WebGL GPU Particles

June 08, 2014

Weekend project I started about a month ago, a WebGL GPU particle simulator, simulating 1 million particles at 60 fps!

WebGL GPU Particles

Technical Details

This demo can be broken into two parts: 1) the compute and 2) the view.

The compute part is where most of the work happens to simulate the particles. There are three textures representing each of the particles states: position, velocity, and color. Each particle is then represented by a UV coordinate into these textures, essentially a pixel, where its states are stored. A point to note here is that the position and velocity textures have to be float textures in order to represent the large range of numbers. At first I tried scaling up the range of a regular byte texture but there just wasn’t enough resolution for the simulation.

The heavy lifting is done through a GLSL shader which I use as a compute shader. It reads in the three state textures (nearest filtering of course, wouldn’t make sense otherwise) and performs a simulation step. Then it writes the results back to the corresponding framebuffers, all at once thanks to the webgldrawbuffers extension. Because OpenGL doesn’t allow writing to the same textures that you are reading from, I needed a duplicate set of framebuffers/textures to swap between every frame.

The view part is responsible for the actual drawing of the particles onto the screen. The number of particles is determined by the size of the compute textures (e.g., 1024x1024 textures would give us ~1 million particles!) As mentioned earlier, each particle is represented only by a pixel location in the state textures, so all I had to do for each vertex is to submit a UV coordinate. Then in the vertex shader, I simply use the UV to look up its position from the position texture and its color from the color texture. (The velocity texture is only used by the compute shader to run the simulation and isn’t used here.)

In order to ensure smoothness, the simulation runs on a different loop than the rendering. The simulation step has to run at a fixed time step, independent of the frame rate, otherwise a variable time step would introduce irregularities in the simulation, which becomes quite apparent when there are a million particles. Putting the simulation on a fixed update step not only produces smooth results but also allows for consistent results no matter the frame rate.


This is a work in progress, and I’m planning to add more features. Most important is to add support for not having the webgldrawbuffers extension so any up-to-date browser can run this. Then I’m planning to add a few post-processing effects like ghost trails and bloom to make it look even more awesome. Finally, I’ll need better UI to expose more settings to play with!

Note on Live Demo
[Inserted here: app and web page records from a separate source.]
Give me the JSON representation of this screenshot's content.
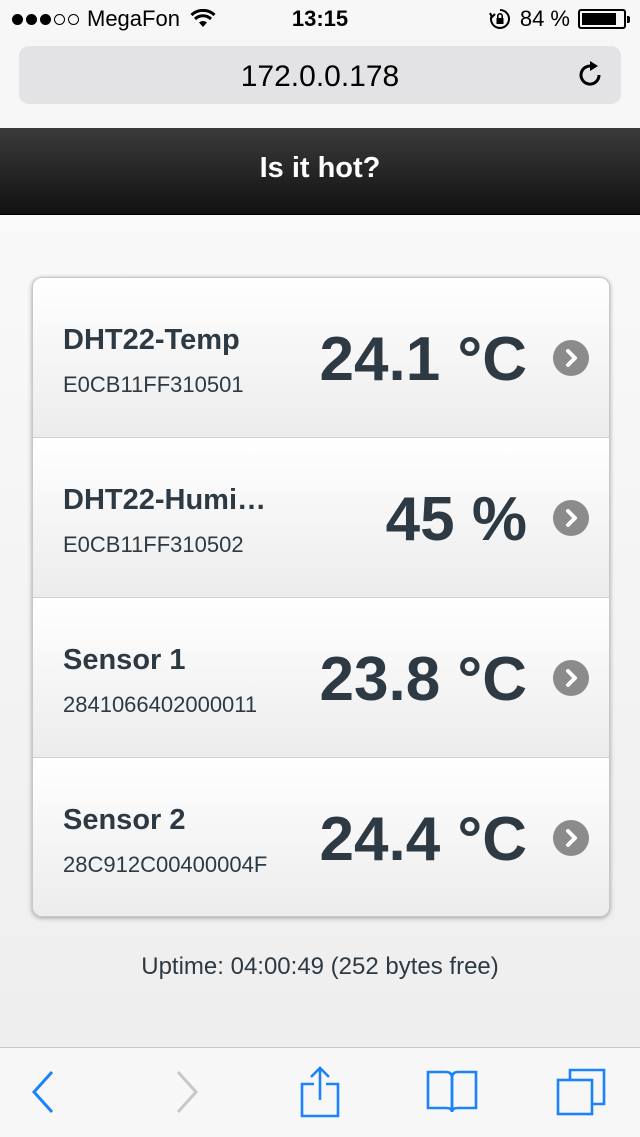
{
  "status_bar": {
    "carrier": "MegaFon",
    "signal_bars_filled": 3,
    "signal_bars_total": 5,
    "time": "13:15",
    "battery_text": "84 %",
    "battery_level": 0.84
  },
  "browser": {
    "url": "172.0.0.178"
  },
  "header": {
    "title": "Is it hot?"
  },
  "sensors": [
    {
      "name": "DHT22-Temp",
      "id": "E0CB11FF310501",
      "value": "24.1 °C"
    },
    {
      "name": "DHT22-Humi…",
      "id": "E0CB11FF310502",
      "value": "45 %"
    },
    {
      "name": "Sensor 1",
      "id": "2841066402000011",
      "value": "23.8 °C"
    },
    {
      "name": "Sensor 2",
      "id": "28C912C00400004F",
      "value": "24.4 °C"
    }
  ],
  "footer": {
    "uptime": "Uptime: 04:00:49 (252 bytes free)"
  },
  "toolbar": {
    "icons": [
      "back-icon",
      "forward-icon",
      "share-icon",
      "bookmarks-icon",
      "tabs-icon"
    ]
  },
  "colors": {
    "accent": "#1a82fb",
    "disabled": "#c7c7cc",
    "text": "#2d3a44"
  }
}
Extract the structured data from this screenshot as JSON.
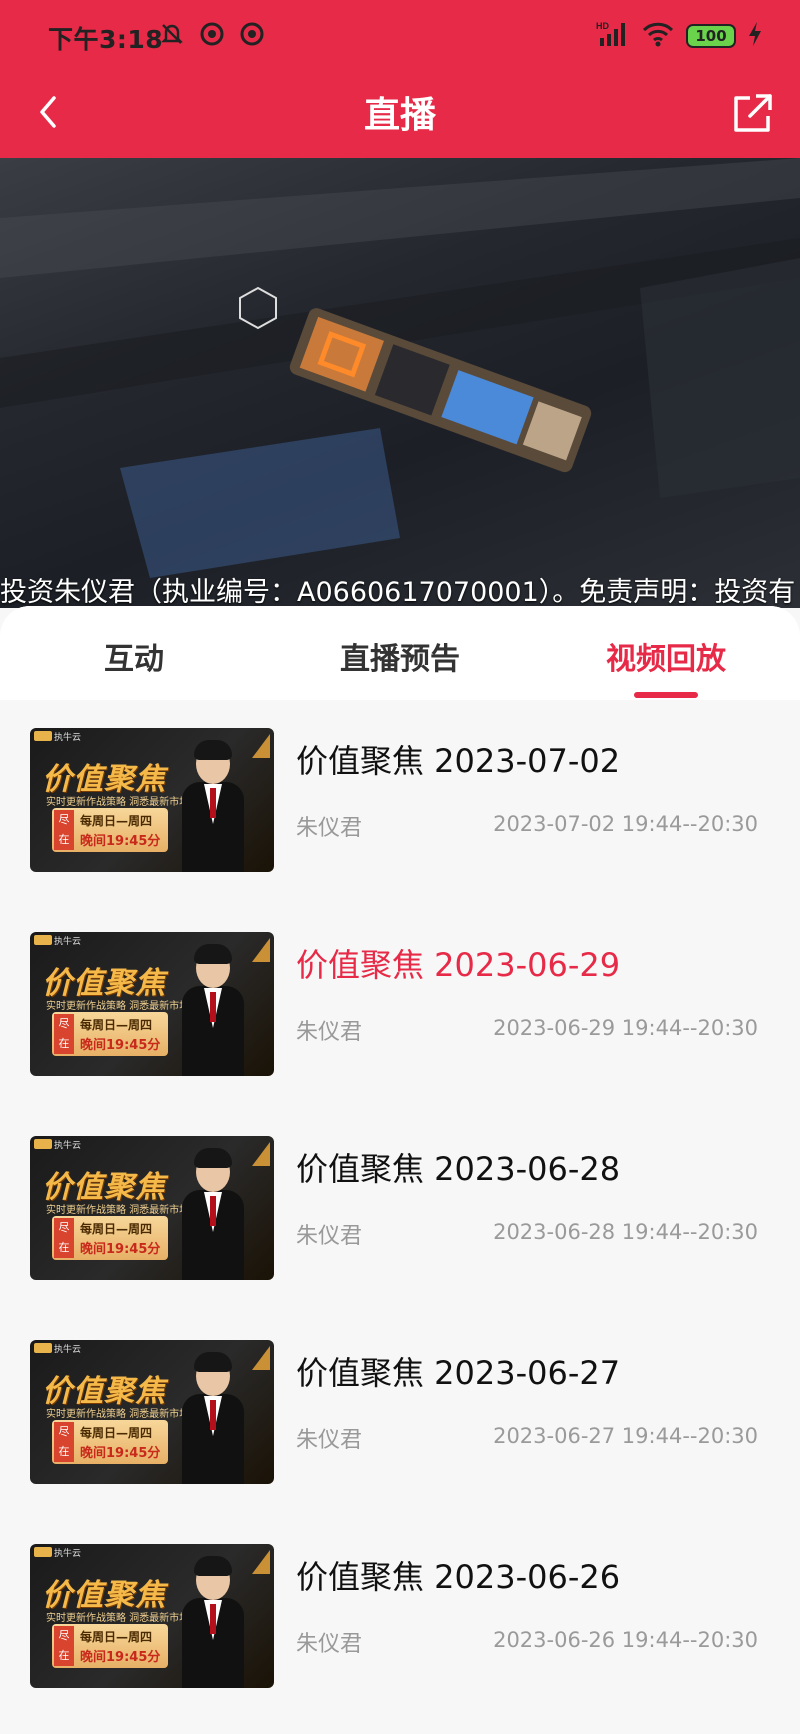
{
  "status": {
    "time": "下午3:18",
    "battery": "100",
    "network": "HD"
  },
  "nav": {
    "title": "直播"
  },
  "ticker": "投资朱仪君（执业编号：A0660617070001）。免责声明：投资有",
  "tabs": [
    {
      "label": "互动",
      "active": false
    },
    {
      "label": "直播预告",
      "active": false
    },
    {
      "label": "视频回放",
      "active": true
    }
  ],
  "thumb": {
    "brand": "执牛云",
    "headline": "价值聚焦",
    "subline": "实时更新作战策略  洞悉最新市场风口",
    "tag": "尽在",
    "days": "每周日—周四",
    "time": "晚间19:45分"
  },
  "items": [
    {
      "title": "价值聚焦 2023-07-02",
      "author": "朱仪君",
      "time": "2023-07-02 19:44--20:30",
      "highlight": false
    },
    {
      "title": "价值聚焦 2023-06-29",
      "author": "朱仪君",
      "time": "2023-06-29 19:44--20:30",
      "highlight": true
    },
    {
      "title": "价值聚焦 2023-06-28",
      "author": "朱仪君",
      "time": "2023-06-28 19:44--20:30",
      "highlight": false
    },
    {
      "title": "价值聚焦 2023-06-27",
      "author": "朱仪君",
      "time": "2023-06-27 19:44--20:30",
      "highlight": false
    },
    {
      "title": "价值聚焦 2023-06-26",
      "author": "朱仪君",
      "time": "2023-06-26 19:44--20:30",
      "highlight": false
    }
  ],
  "colors": {
    "accent": "#e62a47",
    "text_secondary": "#999999"
  }
}
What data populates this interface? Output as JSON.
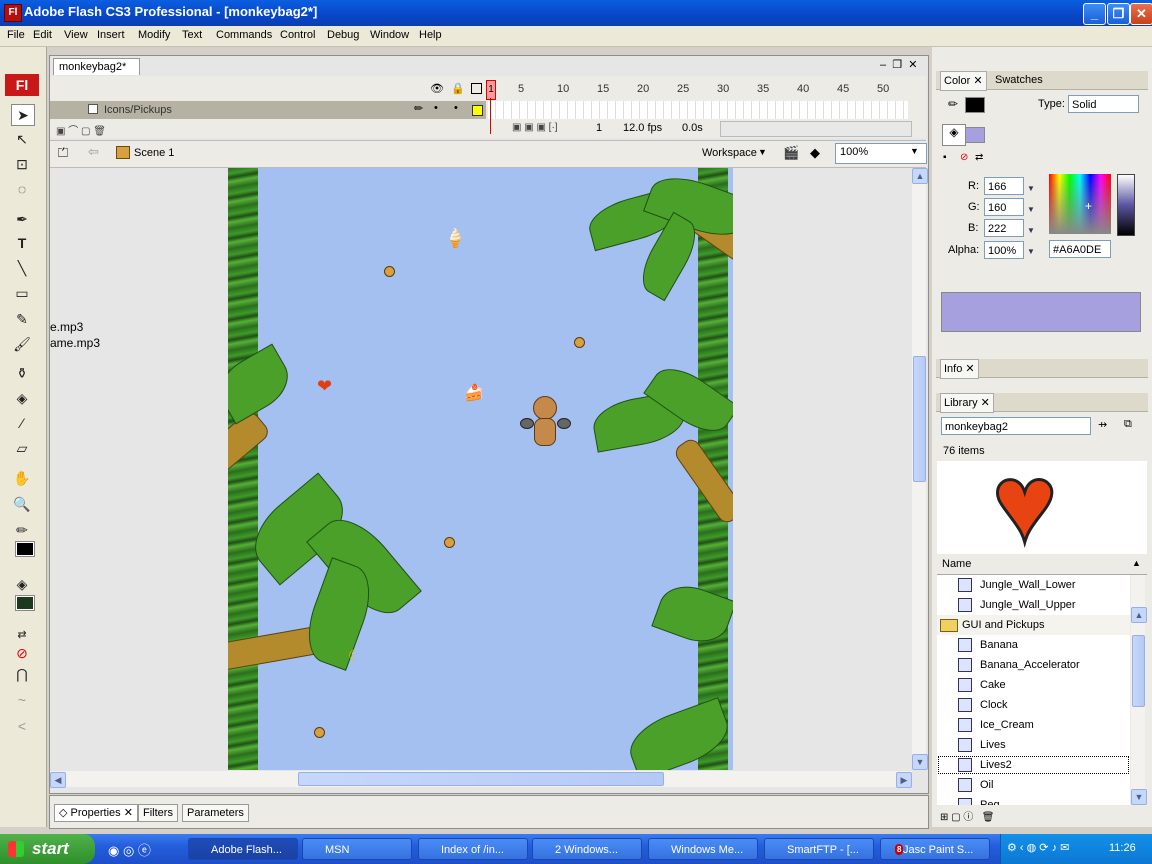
{
  "window": {
    "title": "Adobe Flash CS3 Professional - [monkeybag2*]",
    "app_icon": "Fl"
  },
  "menu": [
    "File",
    "Edit",
    "View",
    "Insert",
    "Modify",
    "Text",
    "Commands",
    "Control",
    "Debug",
    "Window",
    "Help"
  ],
  "toolbox": {
    "logo": "Fl"
  },
  "document": {
    "tab": "monkeybag2*"
  },
  "timeline": {
    "frame_numbers": [
      "1",
      "5",
      "10",
      "15",
      "20",
      "25",
      "30",
      "35",
      "40",
      "45",
      "50"
    ],
    "layer_name": "Icons/Pickups",
    "current_frame": "1",
    "frame_rate": "12.0 fps",
    "elapsed": "0.0s"
  },
  "scene": {
    "name": "Scene 1",
    "workspace": "Workspace",
    "zoom": "100%"
  },
  "stage": {
    "text_lines": [
      "e.mp3",
      "ame.mp3"
    ]
  },
  "properties": {
    "tabs": [
      "Properties",
      "Filters",
      "Parameters"
    ]
  },
  "color_panel": {
    "tabs": [
      "Color",
      "Swatches"
    ],
    "type_label": "Type:",
    "type_value": "Solid",
    "r_label": "R:",
    "r": "166",
    "g_label": "G:",
    "g": "160",
    "b_label": "B:",
    "b": "222",
    "alpha_label": "Alpha:",
    "alpha": "100%",
    "hex": "#A6A0DE",
    "swatch_color": "#a6a0de"
  },
  "info_panel": {
    "tab": "Info"
  },
  "library": {
    "tab": "Library",
    "document": "monkeybag2",
    "count": "76 items",
    "column": "Name",
    "items": [
      {
        "name": "Jungle_Wall_Lower",
        "type": "symbol"
      },
      {
        "name": "Jungle_Wall_Upper",
        "type": "symbol"
      },
      {
        "name": "GUI and Pickups",
        "type": "folder"
      },
      {
        "name": "Banana",
        "type": "symbol"
      },
      {
        "name": "Banana_Accelerator",
        "type": "symbol"
      },
      {
        "name": "Cake",
        "type": "symbol"
      },
      {
        "name": "Clock",
        "type": "symbol"
      },
      {
        "name": "Ice_Cream",
        "type": "symbol"
      },
      {
        "name": "Lives",
        "type": "symbol"
      },
      {
        "name": "Lives2",
        "type": "symbol",
        "selected": true
      },
      {
        "name": "Oil",
        "type": "symbol"
      },
      {
        "name": "Peg",
        "type": "symbol"
      }
    ]
  },
  "taskbar": {
    "start": "start",
    "buttons": [
      "Adobe Flash...",
      "MSN",
      "Index of /in...",
      "2 Windows...",
      "Windows Me...",
      "SmartFTP - [...",
      "Jasc Paint S..."
    ],
    "jasc_badge": "8",
    "clock": "11:26"
  }
}
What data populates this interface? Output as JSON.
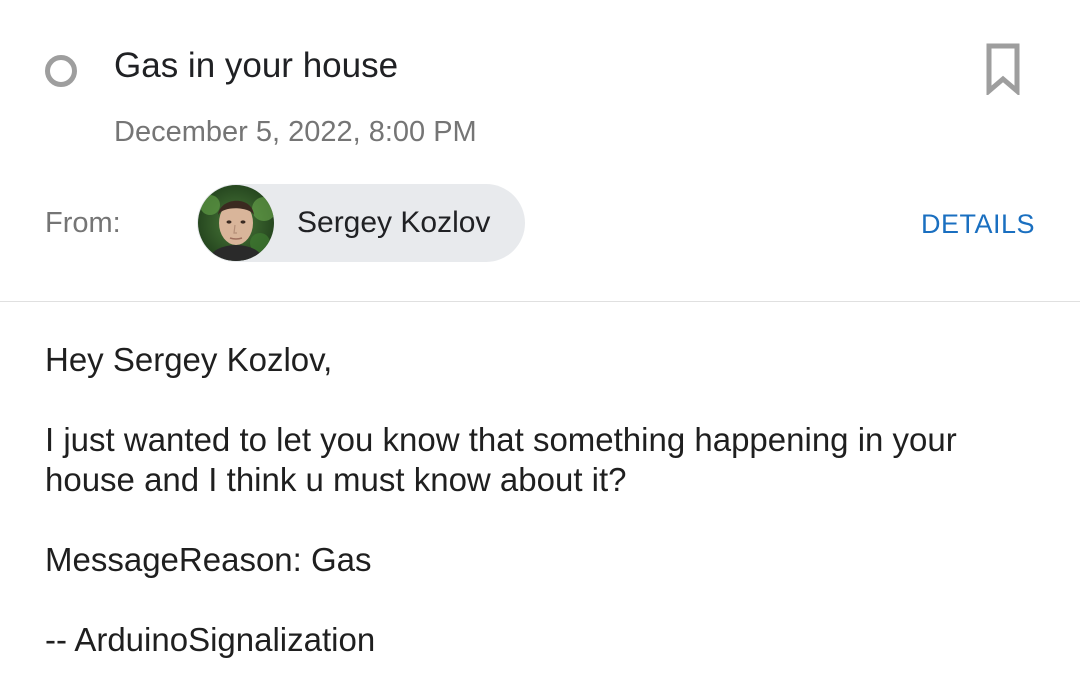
{
  "email": {
    "subject": "Gas in your house",
    "date": "December 5, 2022, 8:00 PM",
    "from_label": "From:",
    "sender_name": "Sergey Kozlov",
    "details_label": "DETAILS",
    "body": [
      "Hey Sergey Kozlov,",
      "I just wanted to let you know that something happening in your house and I think u must know about it?",
      "MessageReason: Gas",
      "-- ArduinoSignalization"
    ]
  },
  "icons": {
    "status": "unread-circle-icon",
    "bookmark": "bookmark-icon",
    "avatar": "sender-avatar"
  },
  "colors": {
    "accent": "#1a6fc0",
    "chip_bg": "#e8eaed",
    "muted_text": "#757575",
    "icon_gray": "#9e9e9e"
  }
}
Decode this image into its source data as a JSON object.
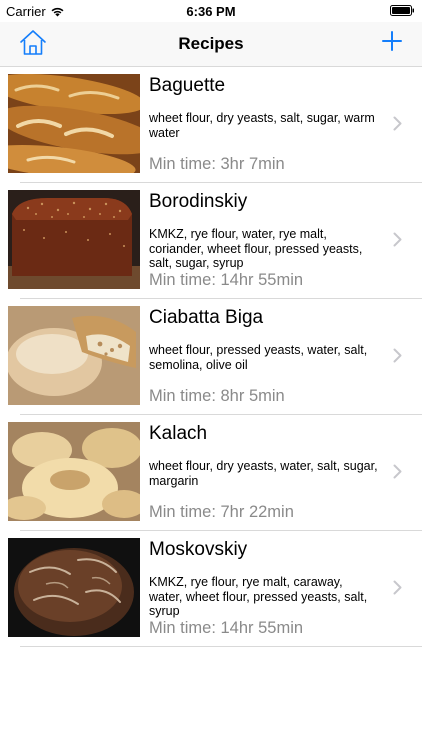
{
  "status_bar": {
    "carrier": "Carrier",
    "time": "6:36 PM"
  },
  "nav": {
    "title": "Recipes"
  },
  "colors": {
    "accent": "#147efb",
    "secondary_text": "#8a8a8a",
    "separator": "#d9d9d9"
  },
  "recipes": [
    {
      "name": "Baguette",
      "ingredients": "wheet flour, dry yeasts, salt, sugar, warm water",
      "min_time": "Min time: 3hr 7min"
    },
    {
      "name": "Borodinskiy",
      "ingredients": "KMKZ, rye flour, water, rye malt, coriander, wheet flour, pressed yeasts, salt, sugar, syrup",
      "min_time": "Min time: 14hr 55min"
    },
    {
      "name": "Ciabatta Biga",
      "ingredients": "wheet flour, pressed yeasts, water, salt, semolina, olive oil",
      "min_time": "Min time: 8hr 5min"
    },
    {
      "name": "Kalach",
      "ingredients": "wheet flour, dry yeasts, water, salt, sugar, margarin",
      "min_time": "Min time: 7hr 22min"
    },
    {
      "name": "Moskovskiy",
      "ingredients": "KMKZ, rye flour, rye malt, caraway, water, wheet flour, pressed yeasts, salt, syrup",
      "min_time": "Min time: 14hr 55min"
    }
  ]
}
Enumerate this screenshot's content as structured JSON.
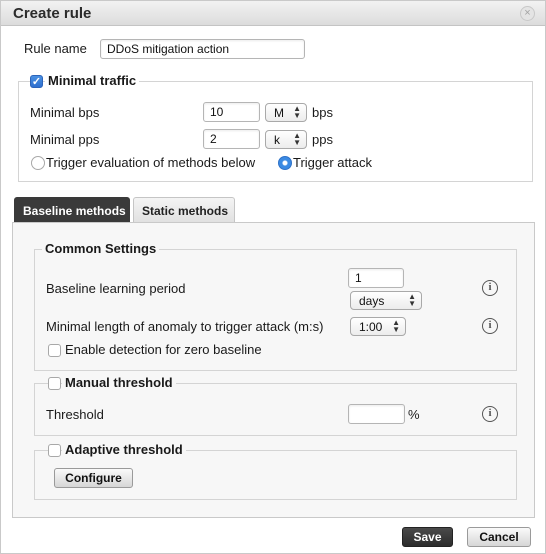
{
  "dialog": {
    "title": "Create rule",
    "close_glyph": "×"
  },
  "rule_name": {
    "label": "Rule name",
    "value": "DDoS mitigation action"
  },
  "minimal_traffic": {
    "legend": "Minimal traffic",
    "enabled": true,
    "bps_label": "Minimal bps",
    "bps_value": "10",
    "bps_unit_select": "M",
    "bps_unit": "bps",
    "pps_label": "Minimal pps",
    "pps_value": "2",
    "pps_unit_select": "k",
    "pps_unit": "pps",
    "radio_evaluate_label": "Trigger evaluation of methods below",
    "radio_attack_label": "Trigger attack",
    "selected_radio": "Trigger attack"
  },
  "tabs": [
    {
      "label": "Baseline methods",
      "active": true
    },
    {
      "label": "Static methods",
      "active": false
    }
  ],
  "common_settings": {
    "legend": "Common Settings",
    "learning_period_label": "Baseline learning period",
    "learning_period_value": "1",
    "learning_period_unit": "days",
    "anomaly_label": "Minimal length of anomaly to trigger attack (m:s)",
    "anomaly_value": "1:00",
    "zero_baseline_label": "Enable detection for zero baseline",
    "zero_baseline_checked": false
  },
  "manual_threshold": {
    "legend": "Manual threshold",
    "checked": false,
    "threshold_label": "Threshold",
    "threshold_value": "",
    "threshold_unit": "%"
  },
  "adaptive_threshold": {
    "legend": "Adaptive threshold",
    "checked": false,
    "configure_label": "Configure"
  },
  "footer": {
    "save_label": "Save",
    "cancel_label": "Cancel"
  },
  "icons": {
    "info_glyph": "i",
    "check_glyph": "✓",
    "select_arrows": "▲▼"
  },
  "colors": {
    "accent": "#3b8ae3",
    "active_tab": "#3a3a3a"
  }
}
It is not guaranteed to work on all machines! The demo is using a draft extension which might not be supported on your hardware. Here’s how to try to get it to work:

  • Get the latest version of Chrome
  • Go to chrome://flags/
  • Enable “WebGL Draft Extensions” (chrome://flags/#enable-webgl-draft-extensions)
  • For Windows, you might also need to enable D3D11 (chrome://flags/#enable-d3d11)
  • If it doesn’t work, try again with Firefox? I’m sorry but I promise I will add support for no extension soon!